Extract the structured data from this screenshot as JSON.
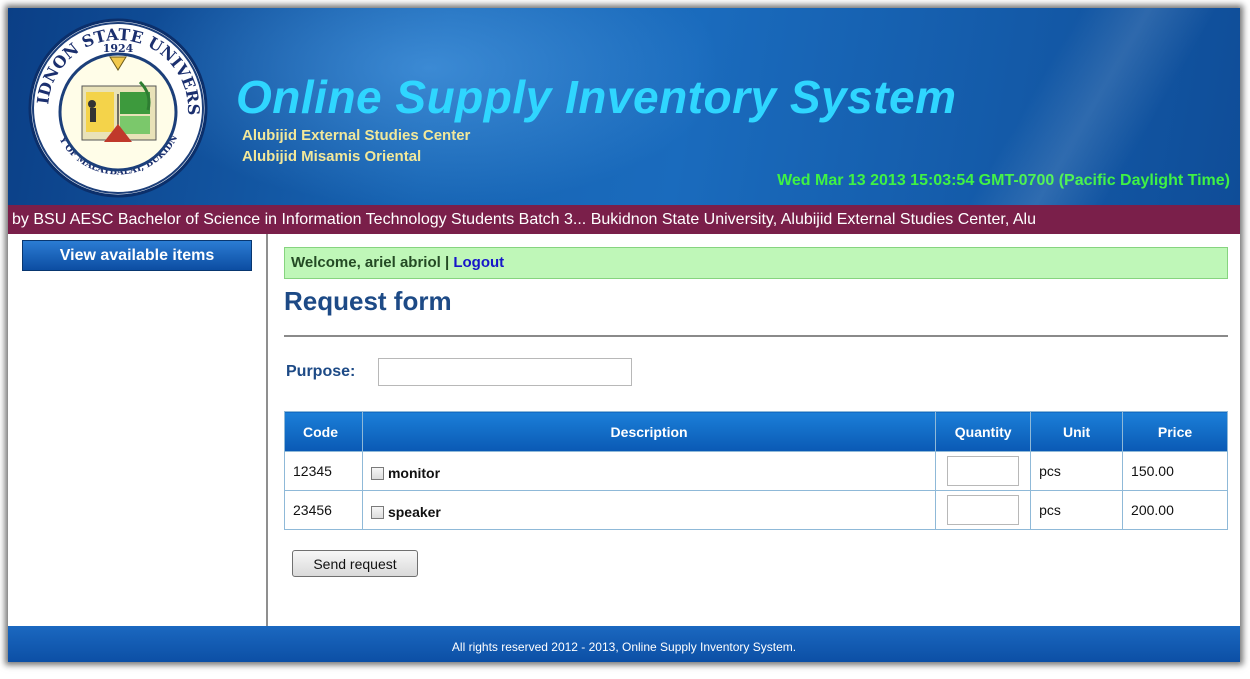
{
  "header": {
    "app_title": "Online Supply Inventory System",
    "subtitle_1": "Alubijid External Studies Center",
    "subtitle_2": "Alubijid Misamis Oriental",
    "datetime": "Wed Mar 13 2013 15:03:54 GMT-0700 (Pacific Daylight Time)",
    "seal": {
      "top_text": "BUKIDNON STATE UNIVERSITY",
      "bottom_text": "CITY OF MALAYBALAY, BUKIDNON",
      "year": "1924"
    }
  },
  "marquee": {
    "text": "l by BSU AESC Bachelor of Science in Information Technology Students Batch 3... Bukidnon State University, Alubijid External Studies Center, Alu"
  },
  "sidebar": {
    "items": [
      {
        "label": "View available items"
      }
    ]
  },
  "main": {
    "welcome_text": "Welcome, ariel abriol",
    "separator": " | ",
    "logout_label": "Logout",
    "page_title": "Request form",
    "purpose_label": "Purpose:",
    "purpose_value": "",
    "table": {
      "headers": [
        "Code",
        "Description",
        "Quantity",
        "Unit",
        "Price"
      ],
      "rows": [
        {
          "code": "12345",
          "description": "monitor",
          "checked": false,
          "quantity": "",
          "unit": "pcs",
          "price": "150.00"
        },
        {
          "code": "23456",
          "description": "speaker",
          "checked": false,
          "quantity": "",
          "unit": "pcs",
          "price": "200.00"
        }
      ]
    },
    "send_button_label": "Send request"
  },
  "footer": {
    "text": "All rights reserved 2012 - 2013, Online Supply Inventory System."
  },
  "colors": {
    "header_blue": "#1764b3",
    "title_cyan": "#2fd6ff",
    "subtitle_yellow": "#f2e89a",
    "datetime_green": "#3ff244",
    "marquee_maroon": "#7a1f4a",
    "welcome_green": "#bff7b8",
    "heading_navy": "#1d4a86"
  }
}
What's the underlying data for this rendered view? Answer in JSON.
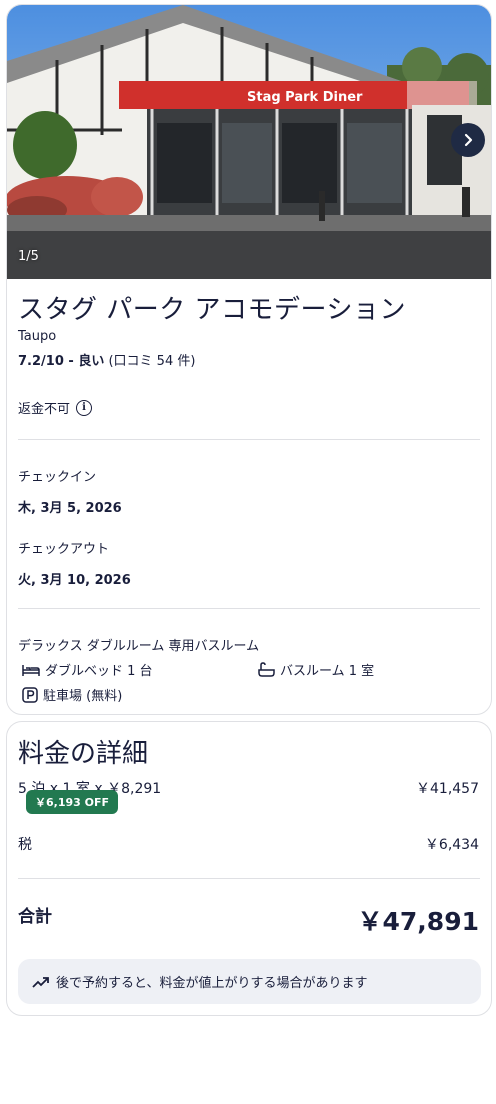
{
  "property": {
    "photo": {
      "counter": "1/5",
      "sign_text": "Stag Park Diner"
    },
    "name": "スタグ パーク アコモデーション",
    "city": "Taupo",
    "rating_score": "7.2/10 - 良い",
    "rating_reviews": "(口コミ 54 件)",
    "refund_policy": "返金不可",
    "checkin_label": "チェックイン",
    "checkin_date": "木, 3月 5, 2026",
    "checkout_label": "チェックアウト",
    "checkout_date": "火, 3月 10, 2026",
    "room_name": "デラックス ダブルルーム 専用バスルーム",
    "amenities": {
      "bed": "ダブルベッド 1 台",
      "bathroom": "バスルーム 1 室",
      "parking": "駐車場 (無料)"
    }
  },
  "price": {
    "title": "料金の詳細",
    "nights_line": "5 泊 x 1 室 x ￥8,291",
    "nights_total": "￥41,457",
    "discount_badge": "￥6,193 OFF",
    "tax_label": "税",
    "tax_value": "￥6,434",
    "total_label": "合計",
    "total_value": "￥47,891",
    "notice": "後で予約すると、料金が値上がりする場合があります"
  },
  "colors": {
    "text": "#191e3b",
    "divider": "#dfe0e4",
    "badge_green": "#227950",
    "notice_bg": "#eef0f5",
    "sign_red": "#d0302c"
  },
  "icons": [
    "info-icon",
    "bed-icon",
    "bathtub-icon",
    "parking-icon",
    "trending-up-icon",
    "chevron-right-icon"
  ]
}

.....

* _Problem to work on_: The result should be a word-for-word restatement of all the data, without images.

* _Task response_:
Extract the structured data from this screenshot as JSON.
{
  "header": {
    "app_title": "Online Supply Inventory System",
    "subtitle_1": "Alubijid External Studies Center",
    "subtitle_2": "Alubijid Misamis Oriental",
    "datetime": "Wed Mar 13 2013 15:03:54 GMT-0700 (Pacific Daylight Time)",
    "seal": {
      "top_text": "BUKIDNON STATE UNIVERSITY",
      "bottom_text": "CITY OF MALAYBALAY, BUKIDNON",
      "year": "1924"
    }
  },
  "marquee": {
    "text": "l by BSU AESC Bachelor of Science in Information Technology Students Batch 3... Bukidnon State University, Alubijid External Studies Center, Alu"
  },
  "sidebar": {
    "items": [
      {
        "label": "View available items"
      }
    ]
  },
  "main": {
    "welcome_text": "Welcome, ariel abriol",
    "separator": " | ",
    "logout_label": "Logout",
    "page_title": "Request form",
    "purpose_label": "Purpose:",
    "purpose_value": "",
    "table": {
      "headers": [
        "Code",
        "Description",
        "Quantity",
        "Unit",
        "Price"
      ],
      "rows": [
        {
          "code": "12345",
          "description": "monitor",
          "checked": false,
          "quantity": "",
          "unit": "pcs",
          "price": "150.00"
        },
        {
          "code": "23456",
          "description": "speaker",
          "checked": false,
          "quantity": "",
          "unit": "pcs",
          "price": "200.00"
        }
      ]
    },
    "send_button_label": "Send request"
  },
  "footer": {
    "text": "All rights reserved 2012 - 2013, Online Supply Inventory System."
  },
  "colors": {
    "header_blue": "#1764b3",
    "title_cyan": "#2fd6ff",
    "subtitle_yellow": "#f2e89a",
    "datetime_green": "#3ff244",
    "marquee_maroon": "#7a1f4a",
    "welcome_green": "#bff7b8",
    "heading_navy": "#1d4a86"
  }
}
What's the underlying data for this rendered view? Answer in JSON.
{
  "property": {
    "photo": {
      "counter": "1/5",
      "sign_text": "Stag Park Diner"
    },
    "name": "スタグ パーク アコモデーション",
    "city": "Taupo",
    "rating_score": "7.2/10 - 良い",
    "rating_reviews": "(口コミ 54 件)",
    "refund_policy": "返金不可",
    "checkin_label": "チェックイン",
    "checkin_date": "木, 3月 5, 2026",
    "checkout_label": "チェックアウト",
    "checkout_date": "火, 3月 10, 2026",
    "room_name": "デラックス ダブルルーム 専用バスルーム",
    "amenities": {
      "bed": "ダブルベッド 1 台",
      "bathroom": "バスルーム 1 室",
      "parking": "駐車場 (無料)"
    }
  },
  "price": {
    "title": "料金の詳細",
    "nights_line": "5 泊 x 1 室 x ￥8,291",
    "nights_total": "￥41,457",
    "discount_badge": "￥6,193 OFF",
    "tax_label": "税",
    "tax_value": "￥6,434",
    "total_label": "合計",
    "total_value": "￥47,891",
    "notice": "後で予約すると、料金が値上がりする場合があります"
  },
  "colors": {
    "text": "#191e3b",
    "divider": "#dfe0e4",
    "badge_green": "#227950",
    "notice_bg": "#eef0f5",
    "sign_red": "#d0302c"
  },
  "icons": [
    "info-icon",
    "bed-icon",
    "bathtub-icon",
    "parking-icon",
    "trending-up-icon",
    "chevron-right-icon"
  ]
}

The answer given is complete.